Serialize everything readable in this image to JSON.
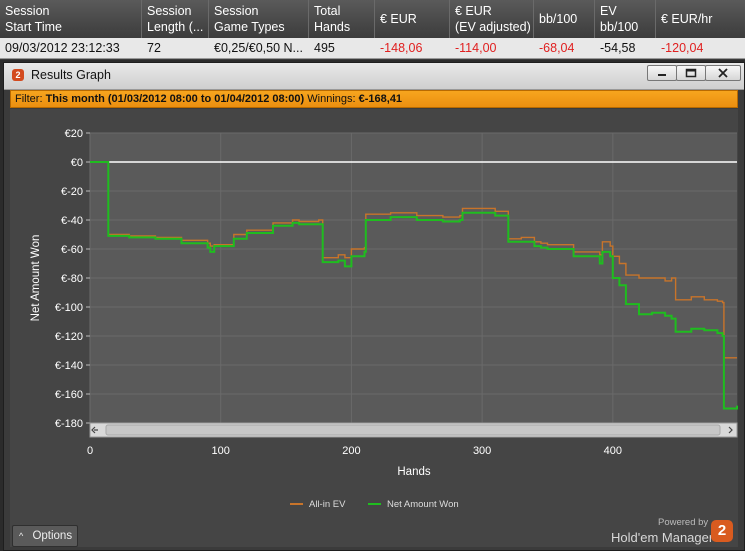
{
  "table": {
    "headers": [
      "Session\nStart Time",
      "Session\nLength (...",
      "Session\nGame Types",
      "Total\nHands",
      "€ EUR",
      "€ EUR\n(EV adjusted)",
      "bb/100",
      "EV\nbb/100",
      "€ EUR/hr"
    ],
    "row": [
      "09/03/2012 23:12:33",
      "72",
      "€0,25/€0,50 N...",
      "495",
      "-148,06",
      "-114,00",
      "-68,04",
      "-54,58",
      "-120,04"
    ]
  },
  "window": {
    "logo": "2",
    "title": "Results Graph",
    "buttons": [
      "minimize-icon",
      "maximize-icon",
      "close-icon"
    ]
  },
  "filter": {
    "label": "Filter:",
    "value": "This month (01/03/2012 08:00 to 01/04/2012 08:00)",
    "winnings_label": "Winnings:",
    "winnings_value": "€-168,41"
  },
  "options": {
    "label": "Options",
    "icon": "chevron-up-icon"
  },
  "branding": {
    "powered": "Powered by",
    "name": "Hold'em Manager",
    "logo": "2"
  },
  "colors": {
    "allin_ev": "#c8742a",
    "net_won": "#1fbd1f",
    "filter_bar": "#f29a16",
    "negative": "#e02020"
  },
  "chart_data": {
    "type": "line",
    "xlabel": "Hands",
    "ylabel": "Net Amount Won",
    "xlim": [
      0,
      495
    ],
    "ylim": [
      -180,
      20
    ],
    "xticks": [
      0,
      100,
      200,
      300,
      400
    ],
    "yticks": [
      20,
      0,
      -20,
      -40,
      -60,
      -80,
      -100,
      -120,
      -140,
      -160,
      -180
    ],
    "ytick_labels": [
      "€20",
      "€0",
      "€-20",
      "€-40",
      "€-60",
      "€-80",
      "€-100",
      "€-120",
      "€-140",
      "€-160",
      "€-180"
    ],
    "grid": true,
    "legend": "bottom-center",
    "series": [
      {
        "name": "All-in EV",
        "x": [
          0,
          10,
          13,
          14,
          30,
          50,
          70,
          90,
          92,
          95,
          110,
          120,
          140,
          155,
          160,
          175,
          178,
          190,
          195,
          200,
          210,
          211,
          230,
          250,
          270,
          283,
          285,
          300,
          310,
          320,
          330,
          340,
          345,
          350,
          370,
          390,
          392,
          398,
          400,
          405,
          410,
          420,
          430,
          440,
          445,
          448,
          460,
          470,
          480,
          484,
          485,
          495
        ],
        "y": [
          0,
          0,
          0,
          -50,
          -51,
          -52,
          -54,
          -56,
          -58,
          -57,
          -50,
          -47,
          -42,
          -40,
          -41,
          -40,
          -66,
          -64,
          -66,
          -60,
          -59,
          -36,
          -35,
          -37,
          -38,
          -37,
          -32,
          -32,
          -34,
          -53,
          -52,
          -55,
          -56,
          -57,
          -62,
          -64,
          -55,
          -58,
          -65,
          -70,
          -78,
          -80,
          -80,
          -82,
          -80,
          -95,
          -93,
          -95,
          -96,
          -97,
          -135,
          -135
        ]
      },
      {
        "name": "Net Amount Won",
        "x": [
          0,
          10,
          13,
          14,
          30,
          50,
          70,
          90,
          92,
          95,
          110,
          120,
          140,
          155,
          160,
          175,
          178,
          190,
          195,
          200,
          210,
          211,
          230,
          250,
          270,
          283,
          285,
          300,
          310,
          320,
          330,
          340,
          345,
          350,
          370,
          390,
          392,
          398,
          400,
          405,
          410,
          420,
          430,
          440,
          445,
          448,
          460,
          470,
          480,
          484,
          485,
          495
        ],
        "y": [
          0,
          0,
          0,
          -51,
          -52,
          -53,
          -56,
          -59,
          -62,
          -58,
          -53,
          -49,
          -44,
          -42,
          -43,
          -43,
          -69,
          -68,
          -72,
          -65,
          -62,
          -40,
          -38,
          -40,
          -41,
          -40,
          -35,
          -35,
          -37,
          -55,
          -55,
          -58,
          -59,
          -60,
          -65,
          -70,
          -62,
          -65,
          -80,
          -85,
          -98,
          -105,
          -104,
          -106,
          -108,
          -117,
          -115,
          -116,
          -118,
          -120,
          -170,
          -168
        ]
      }
    ]
  }
}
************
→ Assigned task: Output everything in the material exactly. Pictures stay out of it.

→ Your response:
Serialize everything readable in this image to JSON.
{
  "table": {
    "headers": [
      "Session\nStart Time",
      "Session\nLength (...",
      "Session\nGame Types",
      "Total\nHands",
      "€ EUR",
      "€ EUR\n(EV adjusted)",
      "bb/100",
      "EV\nbb/100",
      "€ EUR/hr"
    ],
    "row": [
      "09/03/2012 23:12:33",
      "72",
      "€0,25/€0,50 N...",
      "495",
      "-148,06",
      "-114,00",
      "-68,04",
      "-54,58",
      "-120,04"
    ]
  },
  "window": {
    "logo": "2",
    "title": "Results Graph",
    "buttons": [
      "minimize-icon",
      "maximize-icon",
      "close-icon"
    ]
  },
  "filter": {
    "label": "Filter:",
    "value": "This month (01/03/2012 08:00 to 01/04/2012 08:00)",
    "winnings_label": "Winnings:",
    "winnings_value": "€-168,41"
  },
  "options": {
    "label": "Options",
    "icon": "chevron-up-icon"
  },
  "branding": {
    "powered": "Powered by",
    "name": "Hold'em Manager",
    "logo": "2"
  },
  "colors": {
    "allin_ev": "#c8742a",
    "net_won": "#1fbd1f",
    "filter_bar": "#f29a16",
    "negative": "#e02020"
  },
  "chart_data": {
    "type": "line",
    "xlabel": "Hands",
    "ylabel": "Net Amount Won",
    "xlim": [
      0,
      495
    ],
    "ylim": [
      -180,
      20
    ],
    "xticks": [
      0,
      100,
      200,
      300,
      400
    ],
    "yticks": [
      20,
      0,
      -20,
      -40,
      -60,
      -80,
      -100,
      -120,
      -140,
      -160,
      -180
    ],
    "ytick_labels": [
      "€20",
      "€0",
      "€-20",
      "€-40",
      "€-60",
      "€-80",
      "€-100",
      "€-120",
      "€-140",
      "€-160",
      "€-180"
    ],
    "grid": true,
    "legend": "bottom-center",
    "series": [
      {
        "name": "All-in EV",
        "x": [
          0,
          10,
          13,
          14,
          30,
          50,
          70,
          90,
          92,
          95,
          110,
          120,
          140,
          155,
          160,
          175,
          178,
          190,
          195,
          200,
          210,
          211,
          230,
          250,
          270,
          283,
          285,
          300,
          310,
          320,
          330,
          340,
          345,
          350,
          370,
          390,
          392,
          398,
          400,
          405,
          410,
          420,
          430,
          440,
          445,
          448,
          460,
          470,
          480,
          484,
          485,
          495
        ],
        "y": [
          0,
          0,
          0,
          -50,
          -51,
          -52,
          -54,
          -56,
          -58,
          -57,
          -50,
          -47,
          -42,
          -40,
          -41,
          -40,
          -66,
          -64,
          -66,
          -60,
          -59,
          -36,
          -35,
          -37,
          -38,
          -37,
          -32,
          -32,
          -34,
          -53,
          -52,
          -55,
          -56,
          -57,
          -62,
          -64,
          -55,
          -58,
          -65,
          -70,
          -78,
          -80,
          -80,
          -82,
          -80,
          -95,
          -93,
          -95,
          -96,
          -97,
          -135,
          -135
        ]
      },
      {
        "name": "Net Amount Won",
        "x": [
          0,
          10,
          13,
          14,
          30,
          50,
          70,
          90,
          92,
          95,
          110,
          120,
          140,
          155,
          160,
          175,
          178,
          190,
          195,
          200,
          210,
          211,
          230,
          250,
          270,
          283,
          285,
          300,
          310,
          320,
          330,
          340,
          345,
          350,
          370,
          390,
          392,
          398,
          400,
          405,
          410,
          420,
          430,
          440,
          445,
          448,
          460,
          470,
          480,
          484,
          485,
          495
        ],
        "y": [
          0,
          0,
          0,
          -51,
          -52,
          -53,
          -56,
          -59,
          -62,
          -58,
          -53,
          -49,
          -44,
          -42,
          -43,
          -43,
          -69,
          -68,
          -72,
          -65,
          -62,
          -40,
          -38,
          -40,
          -41,
          -40,
          -35,
          -35,
          -37,
          -55,
          -55,
          -58,
          -59,
          -60,
          -65,
          -70,
          -62,
          -65,
          -80,
          -85,
          -98,
          -105,
          -104,
          -106,
          -108,
          -117,
          -115,
          -116,
          -118,
          -120,
          -170,
          -168
        ]
      }
    ]
  }
}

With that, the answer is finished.